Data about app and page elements
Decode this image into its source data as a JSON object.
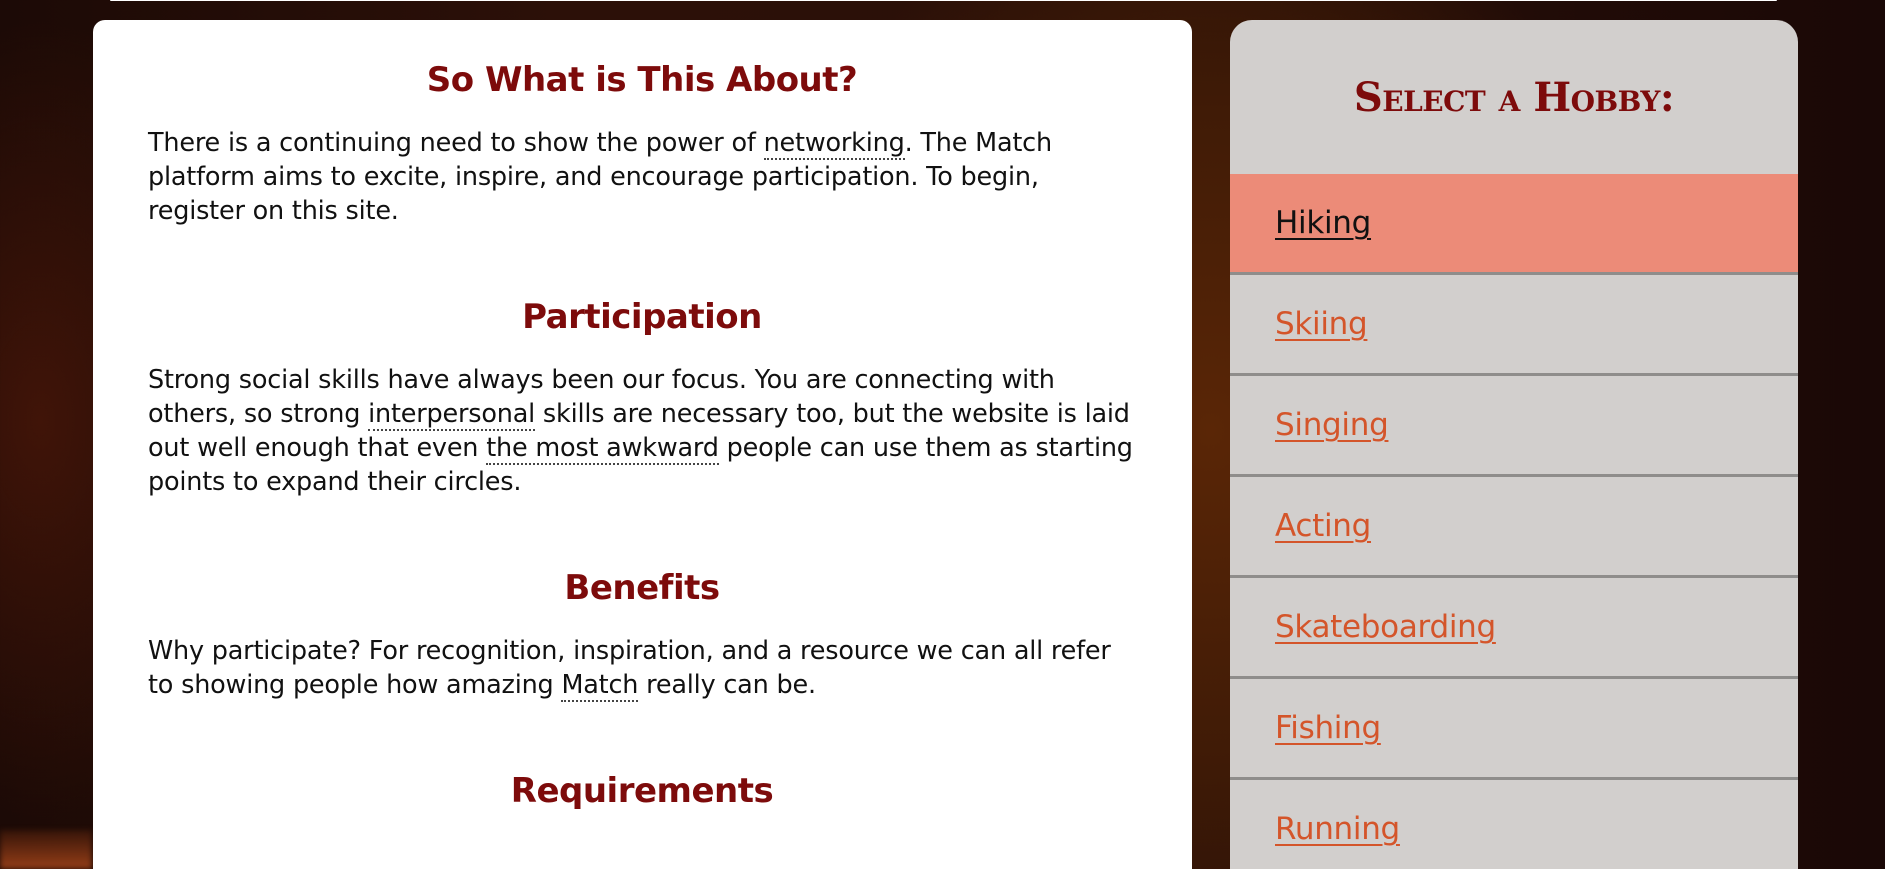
{
  "main": {
    "sections": [
      {
        "heading": "So What is This About?",
        "parts": [
          "There is a continuing need to show the power of ",
          "networking",
          ". The Match platform aims to excite, inspire, and encourage participation. To begin, register on this site."
        ]
      },
      {
        "heading": "Participation",
        "parts": [
          "Strong social skills have always been our focus. You are connecting with others, so strong ",
          "interpersonal",
          " skills are necessary too, but the website is laid out well enough that even ",
          "the most awkward",
          " people can use them as starting points to expand their circles."
        ]
      },
      {
        "heading": "Benefits",
        "parts": [
          "Why participate? For recognition, inspiration, and a resource we can all refer to showing people how amazing ",
          "Match",
          " really can be."
        ]
      },
      {
        "heading": "Requirements"
      }
    ]
  },
  "sidebar": {
    "title": "Select a Hobby:",
    "hobbies": [
      {
        "label": "Hiking",
        "active": true
      },
      {
        "label": "Skiing"
      },
      {
        "label": "Singing"
      },
      {
        "label": "Acting"
      },
      {
        "label": "Skateboarding"
      },
      {
        "label": "Fishing"
      },
      {
        "label": "Running"
      }
    ]
  },
  "colors": {
    "heading": "#7d0b0b",
    "link": "#d4552a",
    "active_row": "#ec8b78",
    "sidebar_bg": "#d2cfcd"
  }
}
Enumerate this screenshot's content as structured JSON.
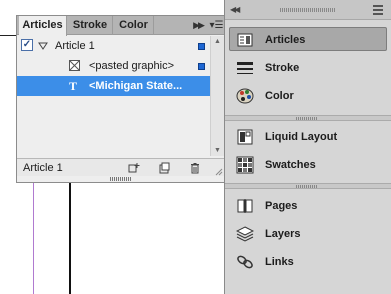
{
  "panel": {
    "tabs": [
      {
        "label": "Articles",
        "active": true
      },
      {
        "label": "Stroke",
        "active": false
      },
      {
        "label": "Color",
        "active": false
      }
    ],
    "tab_overflow_icon": "double-chevron-right-icon",
    "menu_icon": "panel-menu-icon",
    "rows": [
      {
        "label": "Article 1",
        "checked": true,
        "expanded": true,
        "icon": "disclosure-triangle-icon"
      },
      {
        "label": "<pasted graphic>",
        "icon": "graphic-frame-icon"
      },
      {
        "label": "<Michigan State...",
        "icon": "text-frame-icon",
        "selected": true
      }
    ],
    "footer": {
      "label": "Article 1",
      "buttons": [
        "add-selection-icon",
        "new-article-icon",
        "trash-icon"
      ]
    }
  },
  "dock": {
    "groups": [
      {
        "items": [
          {
            "label": "Articles",
            "icon": "articles-icon",
            "active": true
          },
          {
            "label": "Stroke",
            "icon": "stroke-icon"
          },
          {
            "label": "Color",
            "icon": "palette-icon"
          }
        ]
      },
      {
        "items": [
          {
            "label": "Liquid Layout",
            "icon": "liquid-layout-icon"
          },
          {
            "label": "Swatches",
            "icon": "swatches-icon"
          }
        ]
      },
      {
        "items": [
          {
            "label": "Pages",
            "icon": "pages-icon"
          },
          {
            "label": "Layers",
            "icon": "layers-icon"
          },
          {
            "label": "Links",
            "icon": "links-icon"
          }
        ]
      }
    ]
  },
  "colors": {
    "selection": "#3c8ee8",
    "marker": "#1d66d3",
    "dock_bg": "#d6d6d6",
    "panel_bg": "#eeeeee"
  }
}
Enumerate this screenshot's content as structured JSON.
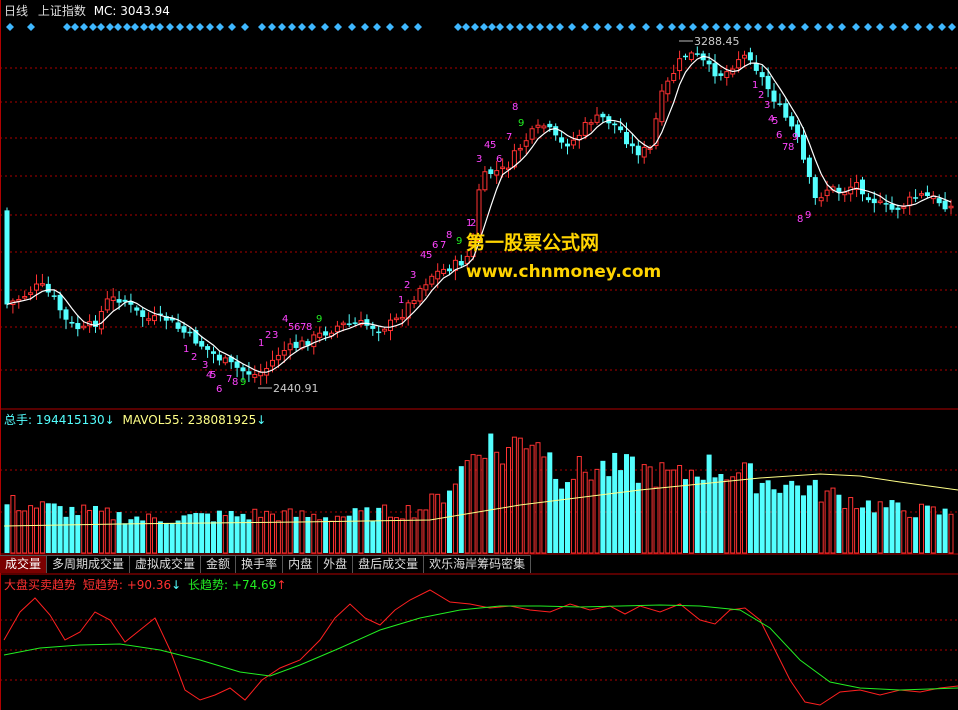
{
  "header": {
    "period": "日线",
    "index_name": "上证指数",
    "mc_label": "MC:",
    "mc_value": "3043.94"
  },
  "price_labels": {
    "high": "3288.45",
    "low": "2440.91"
  },
  "volume_header": {
    "total_label": "总手:",
    "total_value": "194415130",
    "total_arrow": "↓",
    "mavol_label": "MAVOL55:",
    "mavol_value": "238081925",
    "mavol_arrow": "↓"
  },
  "tabs": [
    "成交量",
    "多周期成交量",
    "虚拟成交量",
    "金额",
    "换手率",
    "内盘",
    "外盘",
    "盘后成交量",
    "欢乐海岸筹码密集"
  ],
  "indicator_header": {
    "name": "大盘买卖趋势",
    "short_label": "短趋势:",
    "short_value": "+90.36",
    "short_arrow": "↓",
    "long_label": "长趋势:",
    "long_value": "+74.69",
    "long_arrow": "↑"
  },
  "watermark": {
    "line1": "第一股票公式网",
    "line2": "www.chnmoney.com"
  },
  "colors": {
    "up": "#ff3232",
    "down": "#54ffff",
    "ma_line": "#ffffff",
    "mavol_line": "#ffff88",
    "short_trend": "#ff2020",
    "long_trend": "#22ee22",
    "diamond": "#3fb8ff",
    "count_magenta": "#ff44ff",
    "count_nine": "#22ee22",
    "grid_red": "#aa0000"
  },
  "chart_data": [
    {
      "type": "candlestick",
      "title": "上证指数 日线",
      "y_range_visible": [
        2440.91,
        3288.45
      ],
      "series": [
        {
          "name": "MC",
          "last": 3043.94
        }
      ],
      "annotations": {
        "high": 3288.45,
        "low": 2440.91
      },
      "td_count_sequences": [
        [
          "1",
          "2",
          "3",
          "4",
          "5",
          "6",
          "7",
          "8",
          "9"
        ],
        [
          "1",
          "2",
          "3",
          "4",
          "5",
          "6",
          "7",
          "8",
          "9"
        ],
        [
          "1",
          "2",
          "3",
          "4",
          "5",
          "6",
          "7",
          "8",
          "9"
        ],
        [
          "1",
          "2",
          "3",
          "4",
          "5",
          "6",
          "7",
          "8",
          "9"
        ],
        [
          "1",
          "2",
          "3",
          "4",
          "5",
          "6",
          "7",
          "8",
          "9"
        ],
        [
          "8",
          "9"
        ]
      ]
    },
    {
      "type": "bar",
      "title": "总手",
      "series": [
        {
          "name": "总手",
          "last": 194415130
        },
        {
          "name": "MAVOL55",
          "last": 238081925
        }
      ]
    },
    {
      "type": "line",
      "title": "大盘买卖趋势",
      "series": [
        {
          "name": "短趋势",
          "last": 90.36
        },
        {
          "name": "长趋势",
          "last": 74.69
        }
      ]
    }
  ]
}
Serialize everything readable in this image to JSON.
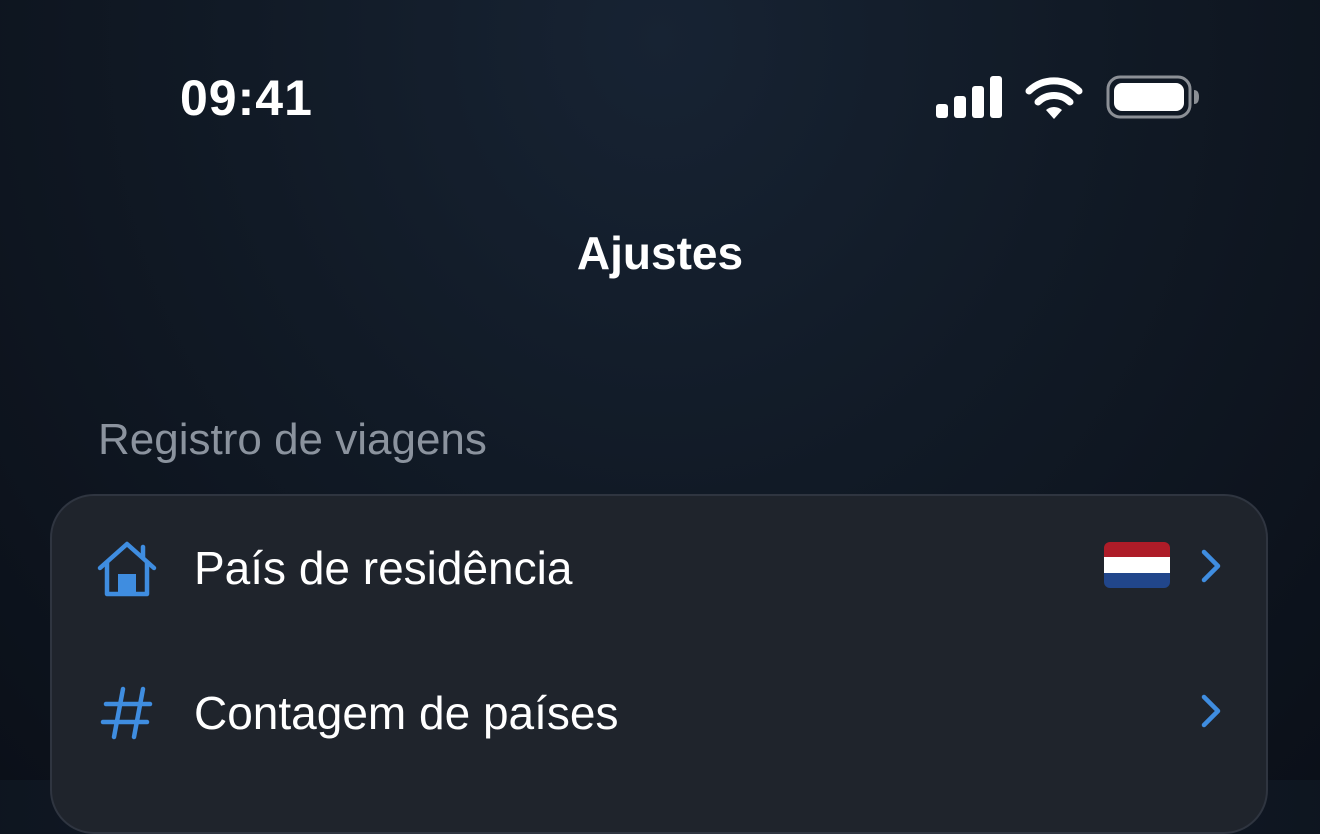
{
  "status_bar": {
    "time": "09:41",
    "icons": [
      "signal-icon",
      "wifi-icon",
      "battery-icon"
    ]
  },
  "navigation": {
    "title": "Ajustes"
  },
  "sections": [
    {
      "header": "Registro de viagens",
      "rows": [
        {
          "icon": "house-icon",
          "label": "País de residência",
          "value_icon": "netherlands-flag-icon",
          "accessory": "chevron-right-icon"
        },
        {
          "icon": "hash-icon",
          "label": "Contagem de países",
          "accessory": "chevron-right-icon"
        }
      ]
    }
  ],
  "colors": {
    "accent": "#3f8de0",
    "background": "#111a26",
    "card": "#1f242c",
    "secondary_text": "#8b939e",
    "flag_red": "#ae1c28",
    "flag_white": "#ffffff",
    "flag_blue": "#21468b"
  }
}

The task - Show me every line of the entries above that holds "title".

Response to the task -
    "title": "Select a Hobby:",
      "title": "上证指数 日线",
      "title": "总手",
      "title": "大盘买卖趋势",
    "title": "Ajustes"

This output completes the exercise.